Witches' hatsThe main issue I had, though, was the pasties opening up in the oven. This wasn’t a huge issue for the chickpea pasties, as the filling was quite dry, but the cheese filling melted and seeped onto the baking tray, resulting in a couple of pasties not having any filling at all! Not all of them were lost, though, which was a relief! I probably didn’t seal the edges quite as well as I should, which is certainly a lesson learnt.

Overall, the pasties turned out well and sold out remarkably quickly at the sale.
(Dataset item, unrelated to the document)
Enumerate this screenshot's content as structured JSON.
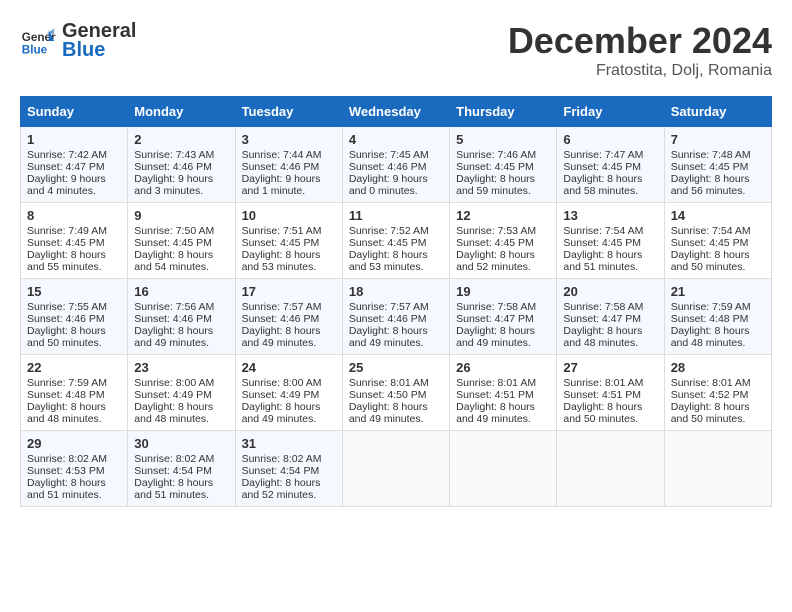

If I ever make these again, I might try some different fillings, but they were delicious enough as they were!

The recipe

Based on this BBC Good Food recipe for wizards’ hats. Follow the method for the pastry and baking (double the quantities if you want to make two types of pasties), and see below for my filling recipes:

Cheese and onion

  • 100g grated mature cheddar
  • 1 onion, chopped
  • butter, for frying
  • 2 tbsp milk
  • Salt and pepper, to season
  1. Melt the butter in a frying pan and slowly cook the onions over a low heat until soft (about 15-20 mins).
  2. In a bowl, mix the onions with the cheddar, milk and seasoning.

Chickpea and potato

  • 1 x 400g tin cooked chickpeas, drained and rinsed
  • 150g potato, peeled and chopped into small chunks
  • Half a small onion, finely chopped
  • 1 tbsp sunflower oil
  • 0.5 tsp cumin seeds
  • 0.5 tsp black mustard seeds
  • 0.5 tsp green chilli, finely chopped
  • 1 tsp salt
  • 1 garlic clove, finely chopped
  • 1 tbsp grated ginger
  • 0.5 tsp red chilli powder
  • 0.5 tsp turmeric
  • 1 tsp ground cumin
  • 1 tsp garam masala
  • handful of chopped coriander
  1. Lightly mash the chickpeas in a bowl with a potato masher or fork.
  2. In a frying pan, heat the oil and add the mustard and cumin seeds. Fry over a medium heat until you hear the mustard seeds start to pop. Add the onion and cook for 5 minutes.
  3. Add the green chilli, garlic, ginger, red chilli powder, turmeric and salt, and cook for 3 minutes more. Stir in the chickpeas and potato, and cook until the potatoes are soft.
  4. Add the ground cumin, garam masala and coriander, stir and turn off the heat to let the filling cool.